Yet for them – leaving their former homes and villages, never meant leaving their faith. In this new place they sought to worship. It began in their homes and as they met others who also made the same journey, they joined together to form a new community who shared a vision for the Reformed faith and life.

The first worship services were held 80 years ago, in the home of the Bruinsma family who lived near Gull Lake by the present Camp Rehoboth. As the numbers grew, the congregation increasingly felt the need and desire to become an officially organized congregation. On October 26, 1935, the First Christian Reformed Church of Lacombe was born. In 1936 the first building was completed.

This small congregation raised money formed societies for Women, Youth, and Men to grow in their faith and life together. The vision of a reformed faith they learned from their fathers and mothers shaping their life in their new land gradually took shape. The world was about to change and with it the church continued to grow and change.

 

In 1941 a new building was completed because the old one was simply too small. During the war years, the congregation began the Christian School. The school became a part of the identity of the community. The reformed vision continued to shape their life.

After WWII, many more immigrants came and joined this young congregation. They were now too many too spread out for one congregation. Rocky Mountain, Red Deer, and Bethel congregations were formed. Congregational life took on a familiar pattern of the time: Worship services, young people’s gatherings, Sunday school, worship, support of Christian organizations, couples clubs and societies.

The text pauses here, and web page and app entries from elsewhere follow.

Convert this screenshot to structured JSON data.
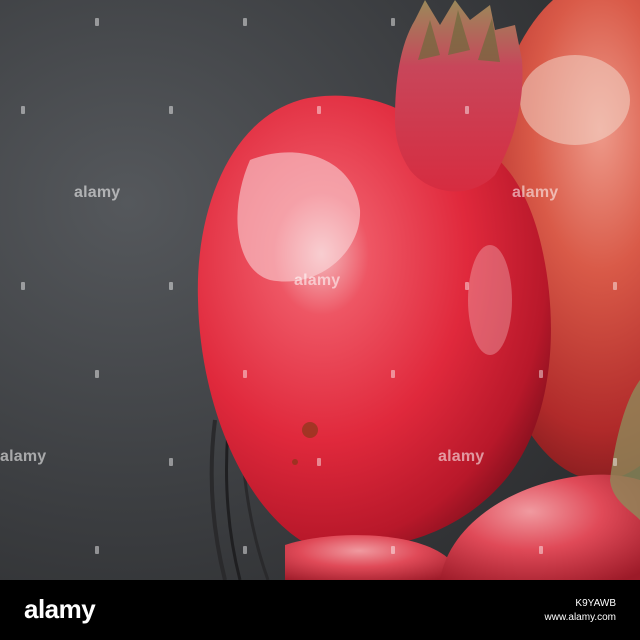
{
  "watermark": {
    "brand": "alamy",
    "image_id": "K9YAWB",
    "url": "www.alamy.com"
  },
  "photo": {
    "subject": "pomegranates",
    "background_color": "#3b3d40",
    "fruit_color": "#d92a3a"
  }
}
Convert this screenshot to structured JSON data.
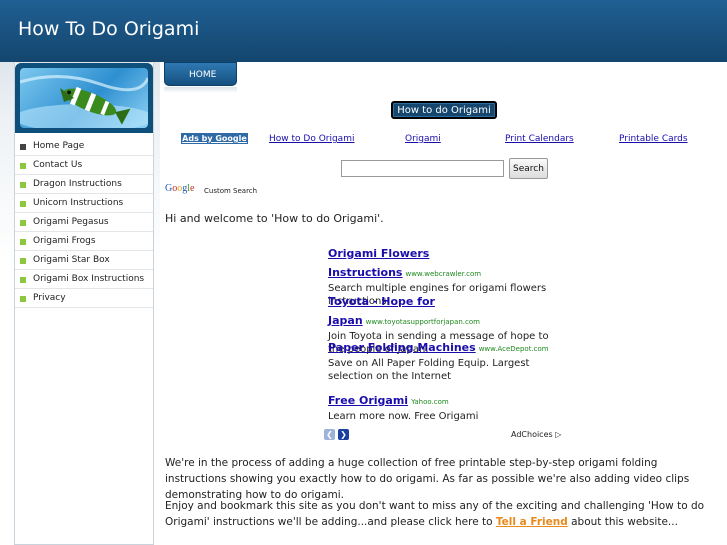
{
  "site": {
    "title": "How To Do Origami"
  },
  "sidebar": {
    "items": [
      {
        "label": "Home Page"
      },
      {
        "label": "Contact Us"
      },
      {
        "label": "Dragon Instructions"
      },
      {
        "label": "Unicorn Instructions"
      },
      {
        "label": "Origami Pegasus"
      },
      {
        "label": "Origami Frogs"
      },
      {
        "label": "Origami Star Box"
      },
      {
        "label": "Origami Box Instructions"
      },
      {
        "label": "Privacy"
      }
    ]
  },
  "nav": {
    "home_tab": "HOME"
  },
  "page_tag": "How to do Origami",
  "ad_links": {
    "label": "Ads by Google",
    "links": [
      "How to Do Origami",
      "Origami",
      "Print Calendars",
      "Printable Cards"
    ]
  },
  "search": {
    "button_label": "Search",
    "value": "",
    "cse_label": "Custom Search"
  },
  "content": {
    "welcome": "Hi and welcome to 'How to do Origami'.",
    "para1": "We're in the process of adding a huge collection of free printable step-by-step origami folding instructions showing you exactly how to do origami.  As far as possible we're also adding video clips demonstrating how to do origami.",
    "para2_before": "Enjoy and bookmark this site as you don't want to miss any of the exciting and challenging 'How to do Origami' instructions we'll be adding...and please click here to ",
    "para2_link": "Tell a Friend",
    "para2_after": " about this website..."
  },
  "ads": [
    {
      "title": "Origami Flowers Instructions",
      "url": "www.webcrawler.com",
      "desc": "Search multiple engines for origami flowers instructions"
    },
    {
      "title": "Toyota - Hope for Japan",
      "url": "www.toyotasupportforjapan.com",
      "desc": "Join Toyota in sending a message of hope to the people of Japan."
    },
    {
      "title": "Paper Folding Machines",
      "url": "www.AceDepot.com",
      "desc": "Save on All Paper Folding Equip. Largest selection on the Internet"
    },
    {
      "title": "Free Origami",
      "url": "Yahoo.com",
      "desc": "Learn more now. Free Origami"
    }
  ],
  "adchoices": "AdChoices"
}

As the seventies came to a conclusion, growth was once again occurring. From southern BC and the Netherlands, new members came and began to share in the life of the church. With this growth came the challenges common in many parts of the CRC. From the women in office debates to worship wars the church experienced the ongoing debates of what the reformed vision looked like in the new time. A new building was built.

 

A concern for a youth led to the hiring of the Youth Pastor.  Youth Ministries and Mexicali became an ordinary part of church life. Many have gone on Mission trips that have encouraged us to walk in faith. Throughout the change – a vibrant faith led the congregation to live faithfully with God.

Today we take our heritage as a gift and look forward to walking together as a community of Christ. God is calling us to a future of making disciples of the nations and building a healthy faithful community in Christ.